The Children’s National Center for Neuroscience and Behavioral Medicine, consistently ranked in the top 10 by U.S. News & World Report (5th in Neurology and Neurosurgery for 2019-2020), hosted the 29th Annual Pediatric Neurology Update course in April 2019. The Center is committed to translating the newest discoveries in child neurology to more effective treatments.

This year’s course featured three critical areas in pediatric neuroscience and neurodevelopment: epilepsy with focuses on innovations in epilepsy surgery and new therapeutics; tuberous sclerosis including neurosurgical advances and transition to adulthood; and autism spectrum disorder with emphasis on new understandings and prerequisites for an “Autism Friendly Hospital.”

Internationally-renowned speakers complemented talks from Children’s faculty. The Richmond Paine Lecturer, Shlomo Shinnar, M.D., Ph.D., a renowned epileptologist, spoke on the Consequences of Prolonged Febrile Seizures, and was followed by William D. Gaillard, M.D., and others from Children’s to discuss innovative aspects of epilepsy management. Chima Oluigbo, M.D., director of functional neurosurgery at Children’s, discussed new techniques and indications for epilepsy surgery, while Howard Weiner, M.D., this year’s McCullough Lecturer, presented his groundbreaking work on surgery for children with epilepsy and tuberous sclerosis.

The Children’s National expanded tuberous sclerosis team also discussed new innovations. This included new therapeutic initiatives aided by Martina Bebin, M.D., M.P.A., national principal investigator of the Prevent Trial (sponsored by the TS Alliance) and Peter Crino, M.D., Ph.D., Chair of the Department of Neurology at the University of Maryland School of Medicine, discussing transition of TS care to adulthood.

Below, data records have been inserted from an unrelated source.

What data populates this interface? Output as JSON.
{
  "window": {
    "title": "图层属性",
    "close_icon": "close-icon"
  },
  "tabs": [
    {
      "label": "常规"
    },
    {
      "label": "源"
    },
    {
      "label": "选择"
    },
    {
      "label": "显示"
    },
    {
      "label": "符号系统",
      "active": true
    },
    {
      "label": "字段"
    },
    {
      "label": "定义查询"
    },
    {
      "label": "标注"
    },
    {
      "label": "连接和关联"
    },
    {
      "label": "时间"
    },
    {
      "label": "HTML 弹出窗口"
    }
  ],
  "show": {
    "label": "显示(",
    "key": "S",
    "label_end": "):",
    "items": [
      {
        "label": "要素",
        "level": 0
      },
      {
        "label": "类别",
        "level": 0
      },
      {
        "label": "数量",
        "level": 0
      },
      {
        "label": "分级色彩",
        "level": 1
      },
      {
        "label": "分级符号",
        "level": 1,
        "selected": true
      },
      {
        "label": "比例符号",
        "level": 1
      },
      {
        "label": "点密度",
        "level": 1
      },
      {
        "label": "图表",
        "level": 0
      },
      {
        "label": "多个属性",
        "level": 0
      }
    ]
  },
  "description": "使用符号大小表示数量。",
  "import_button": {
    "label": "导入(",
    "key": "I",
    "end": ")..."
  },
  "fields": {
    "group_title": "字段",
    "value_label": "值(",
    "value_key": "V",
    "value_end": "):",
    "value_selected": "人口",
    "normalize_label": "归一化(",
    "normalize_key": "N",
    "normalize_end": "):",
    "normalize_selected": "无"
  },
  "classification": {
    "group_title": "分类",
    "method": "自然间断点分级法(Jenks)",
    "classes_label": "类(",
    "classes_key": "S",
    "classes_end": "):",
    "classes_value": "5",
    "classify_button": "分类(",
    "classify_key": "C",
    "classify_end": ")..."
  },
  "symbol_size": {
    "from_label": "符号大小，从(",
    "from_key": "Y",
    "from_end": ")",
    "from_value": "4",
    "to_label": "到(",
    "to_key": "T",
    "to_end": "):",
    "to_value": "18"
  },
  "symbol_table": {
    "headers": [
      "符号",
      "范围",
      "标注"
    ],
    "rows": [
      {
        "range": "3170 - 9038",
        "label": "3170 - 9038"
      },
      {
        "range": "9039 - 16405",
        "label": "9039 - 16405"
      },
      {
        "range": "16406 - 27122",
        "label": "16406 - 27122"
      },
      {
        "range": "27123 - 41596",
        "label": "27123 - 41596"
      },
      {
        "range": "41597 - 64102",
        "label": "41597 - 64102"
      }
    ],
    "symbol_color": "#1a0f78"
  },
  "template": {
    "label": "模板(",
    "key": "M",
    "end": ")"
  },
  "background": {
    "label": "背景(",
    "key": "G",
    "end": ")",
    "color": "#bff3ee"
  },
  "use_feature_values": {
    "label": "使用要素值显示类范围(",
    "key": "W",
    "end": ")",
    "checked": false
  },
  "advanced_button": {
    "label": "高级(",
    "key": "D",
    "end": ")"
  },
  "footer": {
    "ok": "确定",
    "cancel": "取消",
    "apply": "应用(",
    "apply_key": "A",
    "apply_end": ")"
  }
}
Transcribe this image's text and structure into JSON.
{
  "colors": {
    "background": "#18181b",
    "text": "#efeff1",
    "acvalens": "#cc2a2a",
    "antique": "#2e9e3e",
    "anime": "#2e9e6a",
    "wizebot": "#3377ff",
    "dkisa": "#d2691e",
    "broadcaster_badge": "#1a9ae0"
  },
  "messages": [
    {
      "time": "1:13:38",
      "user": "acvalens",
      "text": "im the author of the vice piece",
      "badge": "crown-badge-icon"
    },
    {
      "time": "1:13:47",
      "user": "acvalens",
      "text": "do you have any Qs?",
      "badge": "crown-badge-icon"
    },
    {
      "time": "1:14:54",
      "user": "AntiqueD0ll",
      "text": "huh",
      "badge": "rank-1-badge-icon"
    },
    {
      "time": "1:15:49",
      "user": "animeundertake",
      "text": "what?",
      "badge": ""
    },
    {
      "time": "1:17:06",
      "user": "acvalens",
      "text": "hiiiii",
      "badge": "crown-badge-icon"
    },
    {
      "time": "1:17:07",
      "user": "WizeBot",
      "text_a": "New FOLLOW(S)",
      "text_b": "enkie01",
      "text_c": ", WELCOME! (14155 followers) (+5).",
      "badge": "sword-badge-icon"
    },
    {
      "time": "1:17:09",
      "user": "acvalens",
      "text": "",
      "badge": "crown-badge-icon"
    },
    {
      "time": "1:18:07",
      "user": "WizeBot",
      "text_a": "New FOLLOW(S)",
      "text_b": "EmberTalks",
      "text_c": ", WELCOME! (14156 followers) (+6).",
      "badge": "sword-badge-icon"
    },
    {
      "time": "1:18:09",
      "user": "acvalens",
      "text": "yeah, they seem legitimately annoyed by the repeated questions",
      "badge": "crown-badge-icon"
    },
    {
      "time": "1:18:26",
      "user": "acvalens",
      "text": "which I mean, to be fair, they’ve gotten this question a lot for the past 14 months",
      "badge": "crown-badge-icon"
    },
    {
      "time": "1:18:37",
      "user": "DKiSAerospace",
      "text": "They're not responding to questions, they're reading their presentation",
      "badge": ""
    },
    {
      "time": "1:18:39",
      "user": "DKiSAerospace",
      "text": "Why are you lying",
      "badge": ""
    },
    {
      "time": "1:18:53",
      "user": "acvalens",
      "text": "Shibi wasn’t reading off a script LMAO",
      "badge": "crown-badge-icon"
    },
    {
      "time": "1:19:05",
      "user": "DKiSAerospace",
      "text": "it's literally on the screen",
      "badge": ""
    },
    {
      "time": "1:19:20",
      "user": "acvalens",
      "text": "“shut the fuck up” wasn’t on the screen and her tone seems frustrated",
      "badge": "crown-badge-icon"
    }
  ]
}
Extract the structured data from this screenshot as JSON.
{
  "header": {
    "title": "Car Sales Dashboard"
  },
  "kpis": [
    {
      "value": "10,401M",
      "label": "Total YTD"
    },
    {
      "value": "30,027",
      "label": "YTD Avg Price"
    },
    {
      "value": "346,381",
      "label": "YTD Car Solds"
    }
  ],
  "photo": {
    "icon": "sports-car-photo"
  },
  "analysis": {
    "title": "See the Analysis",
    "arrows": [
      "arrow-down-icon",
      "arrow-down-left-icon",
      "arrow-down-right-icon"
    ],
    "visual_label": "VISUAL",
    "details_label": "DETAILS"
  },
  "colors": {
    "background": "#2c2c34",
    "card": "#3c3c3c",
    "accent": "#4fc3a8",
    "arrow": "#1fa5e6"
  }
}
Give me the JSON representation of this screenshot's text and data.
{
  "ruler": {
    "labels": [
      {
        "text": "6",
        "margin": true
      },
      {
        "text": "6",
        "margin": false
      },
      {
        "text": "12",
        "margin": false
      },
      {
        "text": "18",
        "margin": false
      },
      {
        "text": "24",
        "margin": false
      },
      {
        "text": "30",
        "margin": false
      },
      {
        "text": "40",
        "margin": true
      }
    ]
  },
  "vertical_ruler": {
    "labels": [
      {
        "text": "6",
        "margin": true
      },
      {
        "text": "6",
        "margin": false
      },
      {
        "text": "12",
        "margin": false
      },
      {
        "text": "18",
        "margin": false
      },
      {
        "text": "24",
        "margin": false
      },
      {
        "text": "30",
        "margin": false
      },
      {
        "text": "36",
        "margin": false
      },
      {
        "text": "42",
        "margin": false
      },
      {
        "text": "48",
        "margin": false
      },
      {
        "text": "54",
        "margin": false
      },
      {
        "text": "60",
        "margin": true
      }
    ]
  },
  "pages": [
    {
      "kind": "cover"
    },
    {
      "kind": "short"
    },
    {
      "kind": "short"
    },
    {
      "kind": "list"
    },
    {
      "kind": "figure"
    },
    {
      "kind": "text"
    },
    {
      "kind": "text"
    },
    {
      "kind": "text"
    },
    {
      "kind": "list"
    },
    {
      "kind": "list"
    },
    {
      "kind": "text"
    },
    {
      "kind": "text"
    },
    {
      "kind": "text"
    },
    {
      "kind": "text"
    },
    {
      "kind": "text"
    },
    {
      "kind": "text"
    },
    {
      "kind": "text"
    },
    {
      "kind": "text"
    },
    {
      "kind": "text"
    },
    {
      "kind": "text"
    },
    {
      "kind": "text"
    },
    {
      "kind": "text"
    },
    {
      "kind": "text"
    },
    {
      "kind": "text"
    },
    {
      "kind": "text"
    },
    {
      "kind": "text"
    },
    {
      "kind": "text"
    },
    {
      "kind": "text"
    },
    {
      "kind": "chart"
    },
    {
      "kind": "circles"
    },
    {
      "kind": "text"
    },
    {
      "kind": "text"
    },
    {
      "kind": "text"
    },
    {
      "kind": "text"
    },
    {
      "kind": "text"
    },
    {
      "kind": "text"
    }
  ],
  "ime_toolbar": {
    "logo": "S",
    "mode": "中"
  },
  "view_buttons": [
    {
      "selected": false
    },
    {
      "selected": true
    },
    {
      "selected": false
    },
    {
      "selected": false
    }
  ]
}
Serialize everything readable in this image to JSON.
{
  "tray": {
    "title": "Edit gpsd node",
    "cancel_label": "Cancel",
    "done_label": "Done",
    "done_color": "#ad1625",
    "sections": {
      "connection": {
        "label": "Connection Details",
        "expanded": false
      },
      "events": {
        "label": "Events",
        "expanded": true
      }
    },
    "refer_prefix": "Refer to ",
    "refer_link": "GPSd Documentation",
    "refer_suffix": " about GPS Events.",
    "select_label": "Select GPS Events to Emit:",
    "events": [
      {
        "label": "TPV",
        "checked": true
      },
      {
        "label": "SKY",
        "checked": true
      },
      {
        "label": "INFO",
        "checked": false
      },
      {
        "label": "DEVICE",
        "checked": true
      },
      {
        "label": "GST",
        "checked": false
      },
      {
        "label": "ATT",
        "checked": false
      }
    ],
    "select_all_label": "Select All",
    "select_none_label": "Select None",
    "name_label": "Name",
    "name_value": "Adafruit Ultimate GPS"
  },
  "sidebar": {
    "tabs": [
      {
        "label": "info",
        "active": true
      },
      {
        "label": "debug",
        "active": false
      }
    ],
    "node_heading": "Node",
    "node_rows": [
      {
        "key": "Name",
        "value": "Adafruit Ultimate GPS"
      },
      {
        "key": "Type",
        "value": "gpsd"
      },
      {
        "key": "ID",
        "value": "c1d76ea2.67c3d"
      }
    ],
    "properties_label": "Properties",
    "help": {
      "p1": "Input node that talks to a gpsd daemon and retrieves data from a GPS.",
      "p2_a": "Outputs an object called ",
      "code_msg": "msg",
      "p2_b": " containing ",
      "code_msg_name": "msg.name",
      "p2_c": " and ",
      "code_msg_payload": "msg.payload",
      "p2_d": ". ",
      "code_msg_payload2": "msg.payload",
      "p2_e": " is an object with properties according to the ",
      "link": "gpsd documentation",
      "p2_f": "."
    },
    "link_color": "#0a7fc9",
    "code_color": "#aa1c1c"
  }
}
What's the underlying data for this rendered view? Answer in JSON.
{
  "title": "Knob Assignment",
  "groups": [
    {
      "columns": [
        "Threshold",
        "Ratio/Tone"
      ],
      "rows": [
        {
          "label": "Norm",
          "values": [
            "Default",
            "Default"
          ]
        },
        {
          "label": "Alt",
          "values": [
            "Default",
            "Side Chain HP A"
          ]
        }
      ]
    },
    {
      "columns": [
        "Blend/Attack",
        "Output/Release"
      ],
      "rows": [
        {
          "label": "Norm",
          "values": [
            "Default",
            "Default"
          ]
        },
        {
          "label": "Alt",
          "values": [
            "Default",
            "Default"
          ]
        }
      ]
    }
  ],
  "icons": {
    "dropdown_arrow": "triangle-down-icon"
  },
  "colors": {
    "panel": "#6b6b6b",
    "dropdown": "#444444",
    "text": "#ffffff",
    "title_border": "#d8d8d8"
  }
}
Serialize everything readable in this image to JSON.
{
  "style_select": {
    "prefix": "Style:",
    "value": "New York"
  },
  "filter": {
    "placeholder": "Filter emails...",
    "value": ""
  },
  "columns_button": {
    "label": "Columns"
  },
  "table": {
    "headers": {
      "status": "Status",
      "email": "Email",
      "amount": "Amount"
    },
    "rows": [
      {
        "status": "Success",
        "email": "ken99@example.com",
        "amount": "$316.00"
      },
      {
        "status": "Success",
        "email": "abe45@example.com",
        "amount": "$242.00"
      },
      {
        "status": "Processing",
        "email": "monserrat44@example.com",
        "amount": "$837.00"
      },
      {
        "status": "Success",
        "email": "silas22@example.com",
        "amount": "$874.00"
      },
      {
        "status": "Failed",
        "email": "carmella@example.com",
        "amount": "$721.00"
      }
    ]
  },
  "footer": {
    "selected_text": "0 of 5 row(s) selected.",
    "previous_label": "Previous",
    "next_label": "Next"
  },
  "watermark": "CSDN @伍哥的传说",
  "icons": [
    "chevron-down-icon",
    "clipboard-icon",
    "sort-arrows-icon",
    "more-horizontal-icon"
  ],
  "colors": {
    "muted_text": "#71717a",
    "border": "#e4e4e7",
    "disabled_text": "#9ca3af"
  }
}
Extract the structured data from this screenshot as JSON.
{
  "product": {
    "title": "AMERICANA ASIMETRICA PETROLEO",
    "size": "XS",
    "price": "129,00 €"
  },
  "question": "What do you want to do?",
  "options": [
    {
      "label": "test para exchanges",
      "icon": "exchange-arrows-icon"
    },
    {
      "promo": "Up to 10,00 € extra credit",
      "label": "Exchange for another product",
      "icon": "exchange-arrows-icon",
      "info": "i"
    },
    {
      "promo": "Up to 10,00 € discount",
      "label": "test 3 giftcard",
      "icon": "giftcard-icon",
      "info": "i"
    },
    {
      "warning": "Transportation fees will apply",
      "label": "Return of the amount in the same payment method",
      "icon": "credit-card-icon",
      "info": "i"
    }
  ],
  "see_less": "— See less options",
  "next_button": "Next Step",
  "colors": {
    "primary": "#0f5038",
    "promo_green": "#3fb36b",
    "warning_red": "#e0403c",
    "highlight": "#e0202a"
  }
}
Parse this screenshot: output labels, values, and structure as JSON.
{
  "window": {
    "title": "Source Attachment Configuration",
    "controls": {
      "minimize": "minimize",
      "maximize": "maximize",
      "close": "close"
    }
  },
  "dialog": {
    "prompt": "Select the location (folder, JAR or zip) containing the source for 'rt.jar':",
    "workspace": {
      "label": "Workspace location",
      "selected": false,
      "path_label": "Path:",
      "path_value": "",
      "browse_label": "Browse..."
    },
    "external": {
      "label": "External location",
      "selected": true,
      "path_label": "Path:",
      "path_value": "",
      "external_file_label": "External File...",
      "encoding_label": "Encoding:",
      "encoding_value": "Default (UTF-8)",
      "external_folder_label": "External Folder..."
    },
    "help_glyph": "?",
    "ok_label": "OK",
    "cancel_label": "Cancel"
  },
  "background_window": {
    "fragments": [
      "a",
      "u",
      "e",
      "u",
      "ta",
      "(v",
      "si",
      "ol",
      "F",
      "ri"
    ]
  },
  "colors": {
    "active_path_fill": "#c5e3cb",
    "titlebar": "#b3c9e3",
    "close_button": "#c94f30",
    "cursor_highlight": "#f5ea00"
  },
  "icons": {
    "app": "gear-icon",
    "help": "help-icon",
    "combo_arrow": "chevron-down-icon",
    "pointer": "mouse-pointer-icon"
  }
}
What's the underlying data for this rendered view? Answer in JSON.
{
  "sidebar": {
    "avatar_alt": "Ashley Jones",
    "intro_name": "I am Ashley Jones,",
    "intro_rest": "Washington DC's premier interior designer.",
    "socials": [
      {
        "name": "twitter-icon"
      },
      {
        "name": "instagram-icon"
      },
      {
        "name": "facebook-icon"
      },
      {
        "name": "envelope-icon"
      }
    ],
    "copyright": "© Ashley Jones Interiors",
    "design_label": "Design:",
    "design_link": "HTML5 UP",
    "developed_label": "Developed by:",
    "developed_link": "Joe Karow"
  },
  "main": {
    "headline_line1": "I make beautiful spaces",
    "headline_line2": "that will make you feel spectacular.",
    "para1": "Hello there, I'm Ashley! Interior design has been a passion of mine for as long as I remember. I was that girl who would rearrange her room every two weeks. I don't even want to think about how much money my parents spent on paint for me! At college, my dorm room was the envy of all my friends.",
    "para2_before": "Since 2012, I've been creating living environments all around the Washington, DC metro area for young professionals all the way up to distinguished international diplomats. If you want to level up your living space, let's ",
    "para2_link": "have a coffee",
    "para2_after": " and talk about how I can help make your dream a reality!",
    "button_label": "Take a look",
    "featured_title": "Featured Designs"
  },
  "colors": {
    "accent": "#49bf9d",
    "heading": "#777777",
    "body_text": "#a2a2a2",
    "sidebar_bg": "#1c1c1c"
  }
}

The final session covered multiple aspects of the care of children with autism spectrum disorder, led by Lauren Kenworthy, Ph.D., and Kevin Pelphrey, Ph.D., and others in the concerted efforts of Children’s National to create an Autism Friendly Hospital and initiatives to enhance family and patient education (The GetWellNetwork) and translational care.